##### DATASET EXTRACT
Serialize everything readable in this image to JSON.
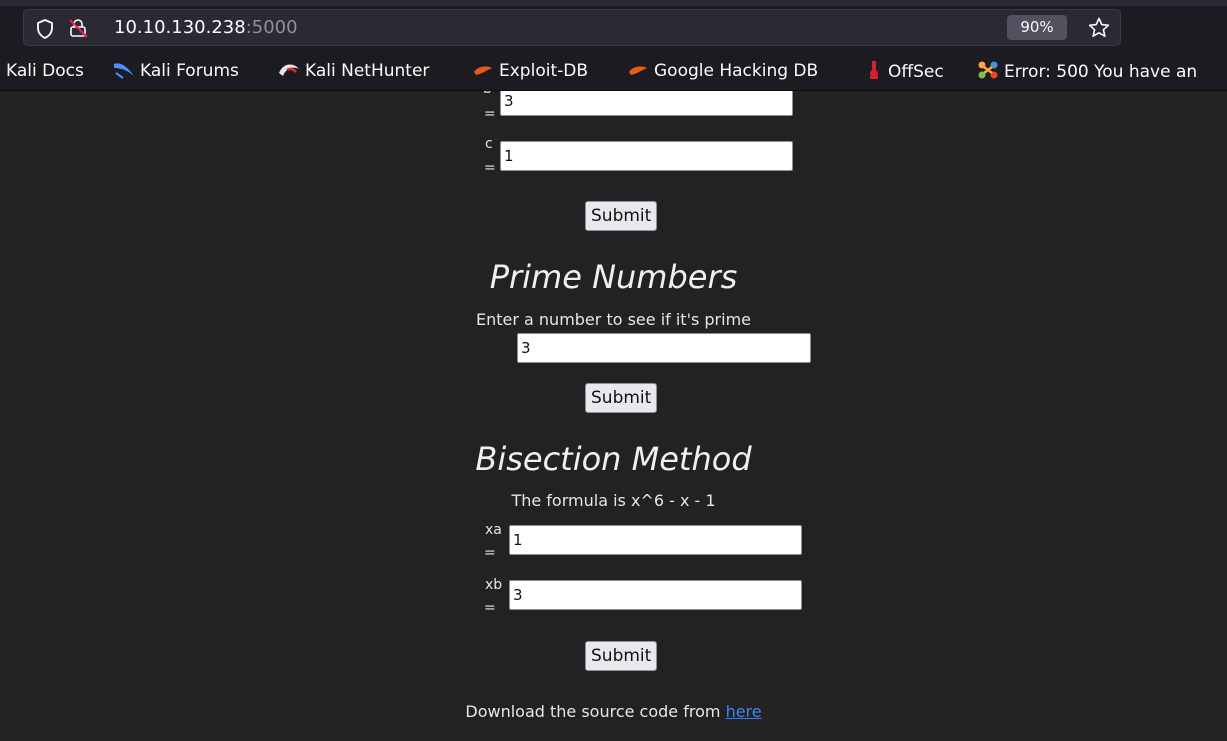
{
  "browser": {
    "url_host": "10.10.130.238",
    "url_port": ":5000",
    "zoom": "90%",
    "bookmarks": [
      {
        "label": "Kali Docs",
        "icon": "kali-docs-icon"
      },
      {
        "label": "Kali Forums",
        "icon": "kali-forums-icon"
      },
      {
        "label": "Kali NetHunter",
        "icon": "kali-nethunter-icon"
      },
      {
        "label": "Exploit-DB",
        "icon": "exploit-db-icon"
      },
      {
        "label": "Google Hacking DB",
        "icon": "exploit-db-icon"
      },
      {
        "label": "OffSec",
        "icon": "offsec-icon"
      },
      {
        "label": "Error: 500 You have an",
        "icon": "joomla-icon"
      }
    ]
  },
  "quadratic": {
    "b_label": "b",
    "b_eq": "=",
    "b_value": "3",
    "c_label": "c",
    "c_eq": "=",
    "c_value": "1",
    "submit_label": "Submit"
  },
  "prime": {
    "heading": "Prime Numbers",
    "instruction": "Enter a number to see if it's prime",
    "value": "3",
    "submit_label": "Submit"
  },
  "bisection": {
    "heading": "Bisection Method",
    "formula": "The formula is x^6 - x - 1",
    "xa_label": "xa",
    "xa_eq": "=",
    "xa_value": "1",
    "xb_label": "xb",
    "xb_eq": "=",
    "xb_value": "3",
    "submit_label": "Submit"
  },
  "footer": {
    "text": "Download the source code from",
    "link_label": "here"
  }
}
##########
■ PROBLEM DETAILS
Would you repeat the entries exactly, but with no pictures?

■ PROBLEM SOLUTION
Serialize everything readable in this image to JSON.
{
  "browser": {
    "url_host": "10.10.130.238",
    "url_port": ":5000",
    "zoom": "90%",
    "bookmarks": [
      {
        "label": "Kali Docs",
        "icon": "kali-docs-icon"
      },
      {
        "label": "Kali Forums",
        "icon": "kali-forums-icon"
      },
      {
        "label": "Kali NetHunter",
        "icon": "kali-nethunter-icon"
      },
      {
        "label": "Exploit-DB",
        "icon": "exploit-db-icon"
      },
      {
        "label": "Google Hacking DB",
        "icon": "exploit-db-icon"
      },
      {
        "label": "OffSec",
        "icon": "offsec-icon"
      },
      {
        "label": "Error: 500 You have an",
        "icon": "joomla-icon"
      }
    ]
  },
  "quadratic": {
    "b_label": "b",
    "b_eq": "=",
    "b_value": "3",
    "c_label": "c",
    "c_eq": "=",
    "c_value": "1",
    "submit_label": "Submit"
  },
  "prime": {
    "heading": "Prime Numbers",
    "instruction": "Enter a number to see if it's prime",
    "value": "3",
    "submit_label": "Submit"
  },
  "bisection": {
    "heading": "Bisection Method",
    "formula": "The formula is x^6 - x - 1",
    "xa_label": "xa",
    "xa_eq": "=",
    "xa_value": "1",
    "xb_label": "xb",
    "xb_eq": "=",
    "xb_value": "3",
    "submit_label": "Submit"
  },
  "footer": {
    "text": "Download the source code from",
    "link_label": "here"
  }
}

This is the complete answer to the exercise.